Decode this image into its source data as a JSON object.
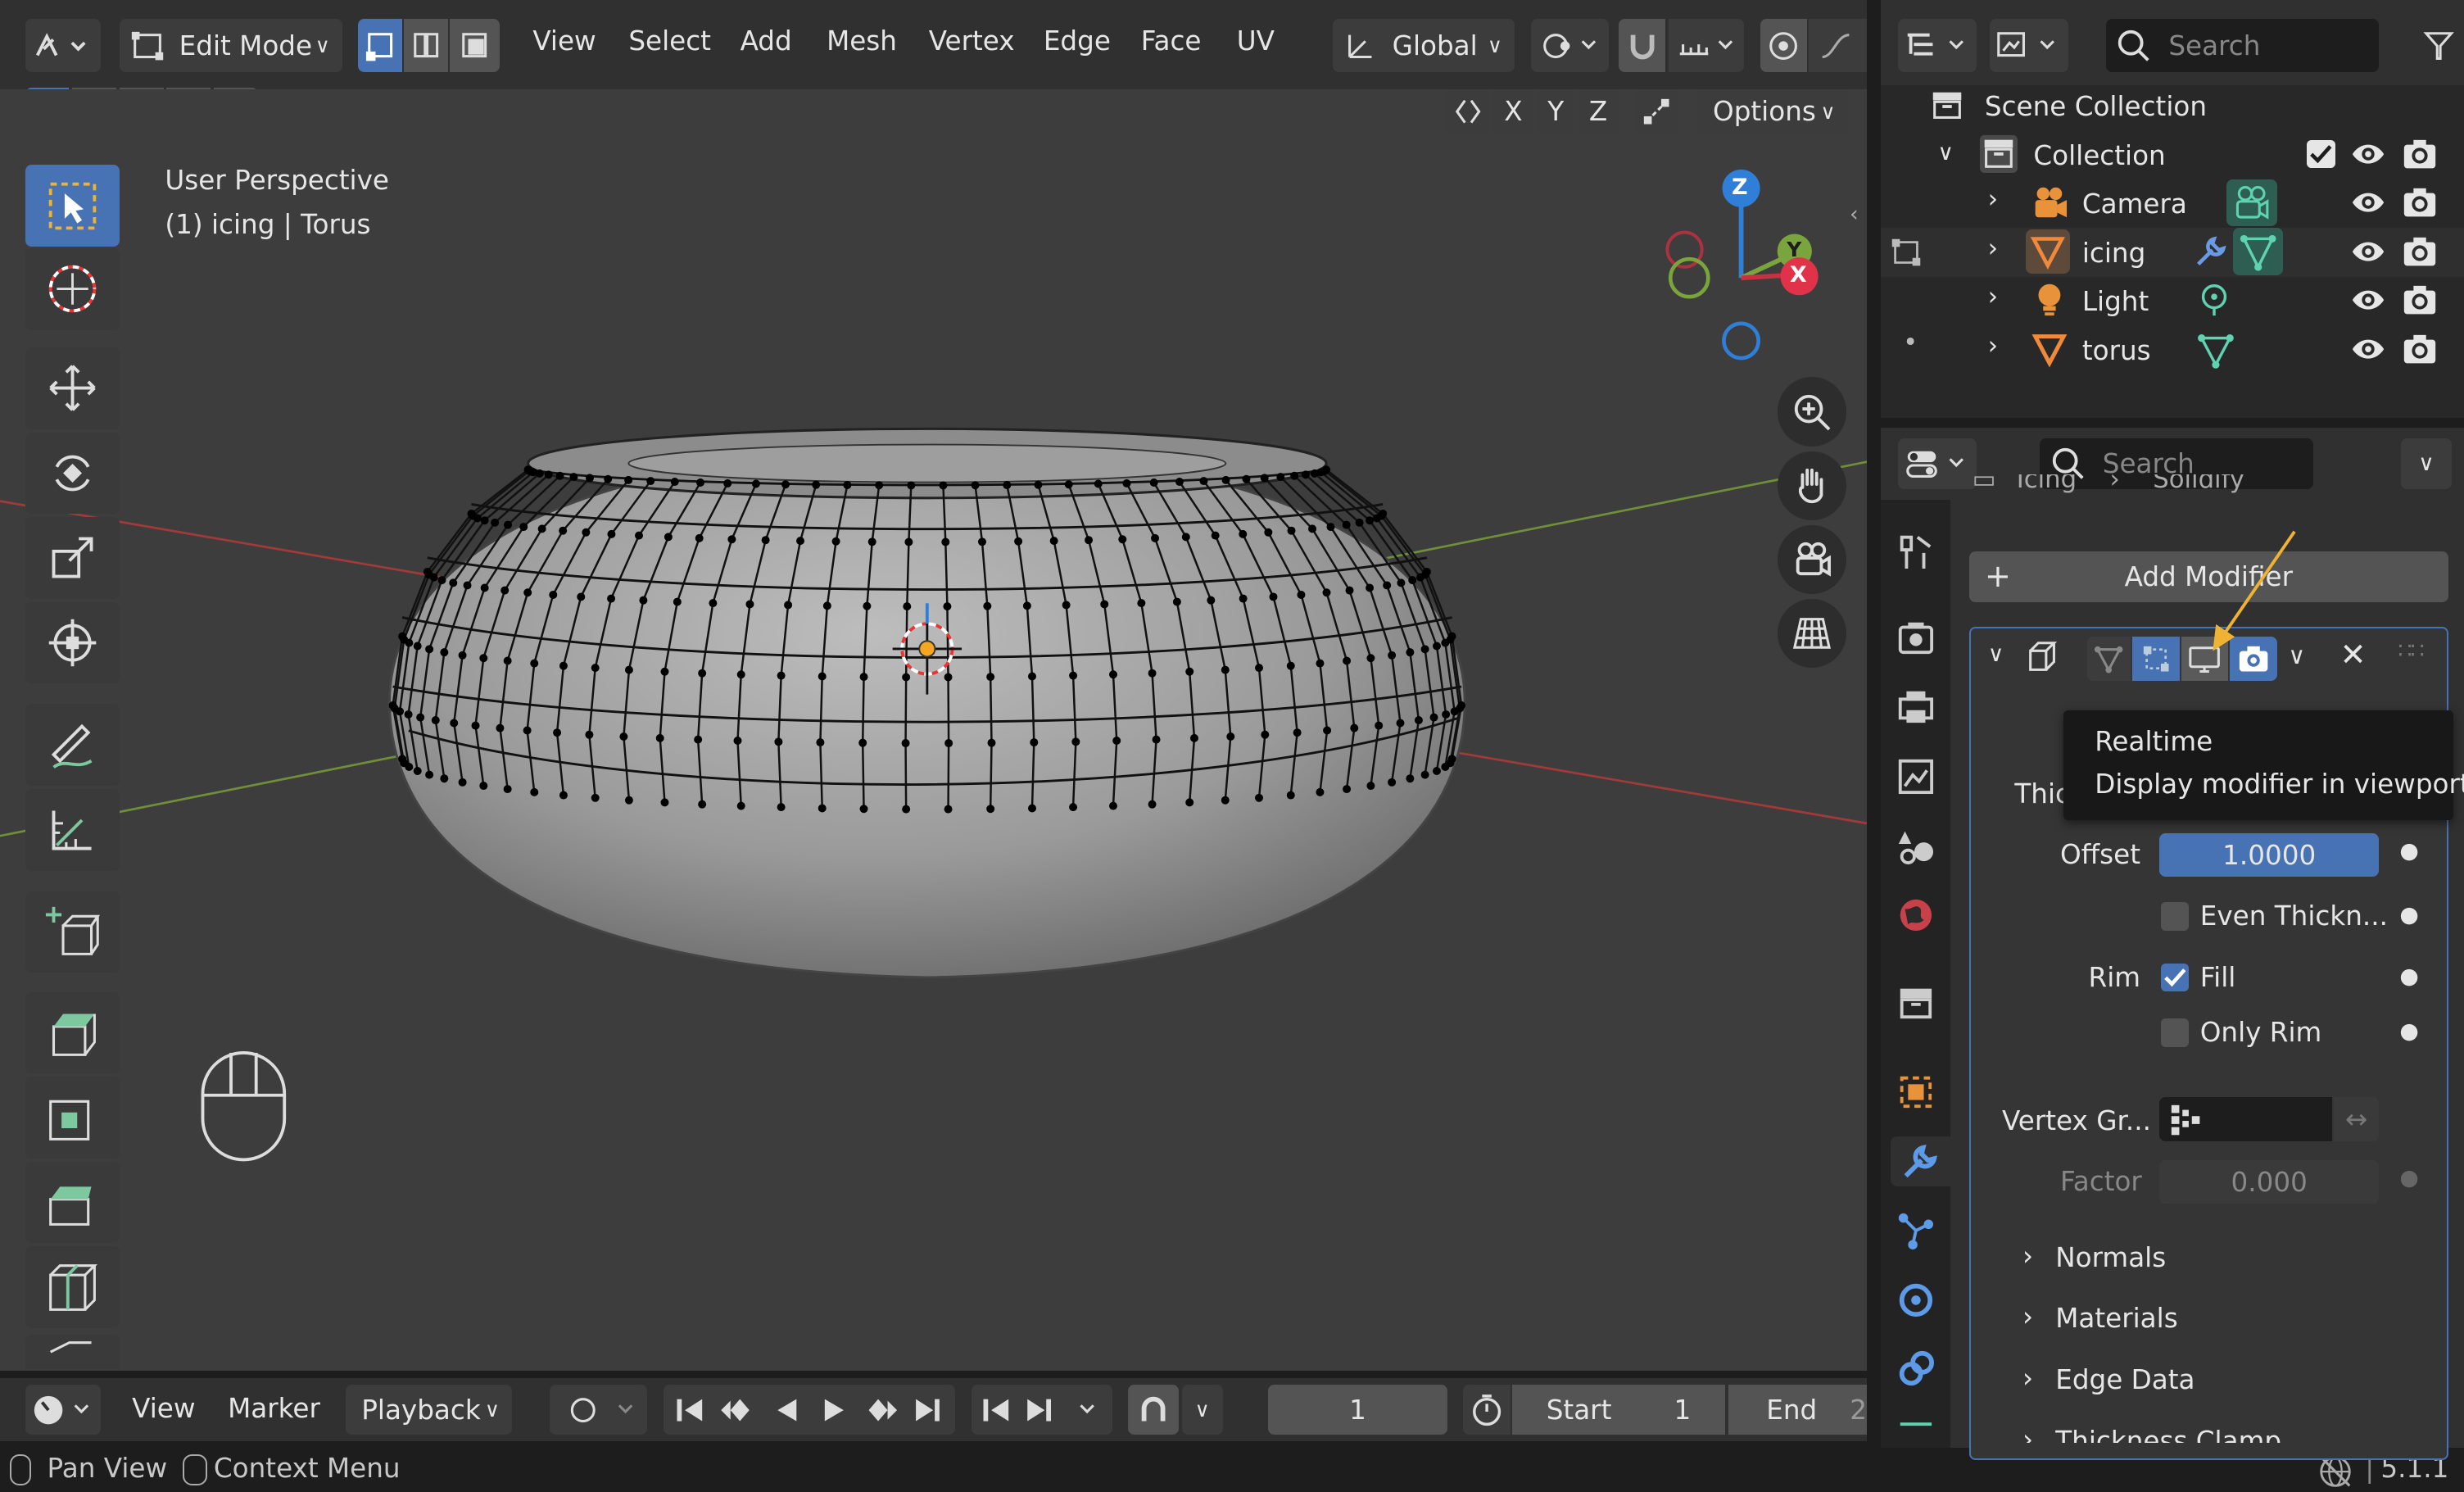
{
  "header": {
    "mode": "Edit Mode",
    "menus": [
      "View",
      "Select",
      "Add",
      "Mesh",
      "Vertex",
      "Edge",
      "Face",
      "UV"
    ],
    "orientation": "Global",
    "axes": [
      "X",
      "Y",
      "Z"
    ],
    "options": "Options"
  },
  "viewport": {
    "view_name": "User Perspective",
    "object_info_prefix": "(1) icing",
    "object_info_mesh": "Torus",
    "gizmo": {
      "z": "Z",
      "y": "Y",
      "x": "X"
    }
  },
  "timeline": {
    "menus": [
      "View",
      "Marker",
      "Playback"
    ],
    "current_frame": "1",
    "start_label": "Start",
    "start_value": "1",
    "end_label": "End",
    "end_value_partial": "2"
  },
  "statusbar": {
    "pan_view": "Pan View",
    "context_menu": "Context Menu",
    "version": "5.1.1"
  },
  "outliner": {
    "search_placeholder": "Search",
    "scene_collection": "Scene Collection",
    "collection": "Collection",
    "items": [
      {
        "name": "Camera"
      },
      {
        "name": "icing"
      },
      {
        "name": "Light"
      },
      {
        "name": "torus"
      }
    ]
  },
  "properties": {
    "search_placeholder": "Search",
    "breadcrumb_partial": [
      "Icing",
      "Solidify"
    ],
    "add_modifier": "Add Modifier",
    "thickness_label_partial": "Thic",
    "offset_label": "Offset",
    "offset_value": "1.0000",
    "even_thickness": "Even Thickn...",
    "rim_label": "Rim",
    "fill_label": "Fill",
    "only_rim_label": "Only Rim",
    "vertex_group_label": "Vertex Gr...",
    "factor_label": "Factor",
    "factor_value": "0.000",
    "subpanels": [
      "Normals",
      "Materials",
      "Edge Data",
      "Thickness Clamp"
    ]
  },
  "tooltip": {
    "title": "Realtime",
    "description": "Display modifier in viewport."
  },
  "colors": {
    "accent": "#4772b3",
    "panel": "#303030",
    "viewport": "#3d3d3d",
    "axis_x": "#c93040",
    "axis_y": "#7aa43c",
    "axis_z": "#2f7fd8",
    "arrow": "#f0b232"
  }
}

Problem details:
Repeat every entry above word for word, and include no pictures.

Solution below:
Decode this image into its source data as a JSON object.
{
  "header": {
    "mode": "Edit Mode",
    "menus": [
      "View",
      "Select",
      "Add",
      "Mesh",
      "Vertex",
      "Edge",
      "Face",
      "UV"
    ],
    "orientation": "Global",
    "axes": [
      "X",
      "Y",
      "Z"
    ],
    "options": "Options"
  },
  "viewport": {
    "view_name": "User Perspective",
    "object_info_prefix": "(1) icing",
    "object_info_mesh": "Torus",
    "gizmo": {
      "z": "Z",
      "y": "Y",
      "x": "X"
    }
  },
  "timeline": {
    "menus": [
      "View",
      "Marker",
      "Playback"
    ],
    "current_frame": "1",
    "start_label": "Start",
    "start_value": "1",
    "end_label": "End",
    "end_value_partial": "2"
  },
  "statusbar": {
    "pan_view": "Pan View",
    "context_menu": "Context Menu",
    "version": "5.1.1"
  },
  "outliner": {
    "search_placeholder": "Search",
    "scene_collection": "Scene Collection",
    "collection": "Collection",
    "items": [
      {
        "name": "Camera"
      },
      {
        "name": "icing"
      },
      {
        "name": "Light"
      },
      {
        "name": "torus"
      }
    ]
  },
  "properties": {
    "search_placeholder": "Search",
    "breadcrumb_partial": [
      "Icing",
      "Solidify"
    ],
    "add_modifier": "Add Modifier",
    "thickness_label_partial": "Thic",
    "offset_label": "Offset",
    "offset_value": "1.0000",
    "even_thickness": "Even Thickn...",
    "rim_label": "Rim",
    "fill_label": "Fill",
    "only_rim_label": "Only Rim",
    "vertex_group_label": "Vertex Gr...",
    "factor_label": "Factor",
    "factor_value": "0.000",
    "subpanels": [
      "Normals",
      "Materials",
      "Edge Data",
      "Thickness Clamp"
    ]
  },
  "tooltip": {
    "title": "Realtime",
    "description": "Display modifier in viewport."
  },
  "colors": {
    "accent": "#4772b3",
    "panel": "#303030",
    "viewport": "#3d3d3d",
    "axis_x": "#c93040",
    "axis_y": "#7aa43c",
    "axis_z": "#2f7fd8",
    "arrow": "#f0b232"
  }
}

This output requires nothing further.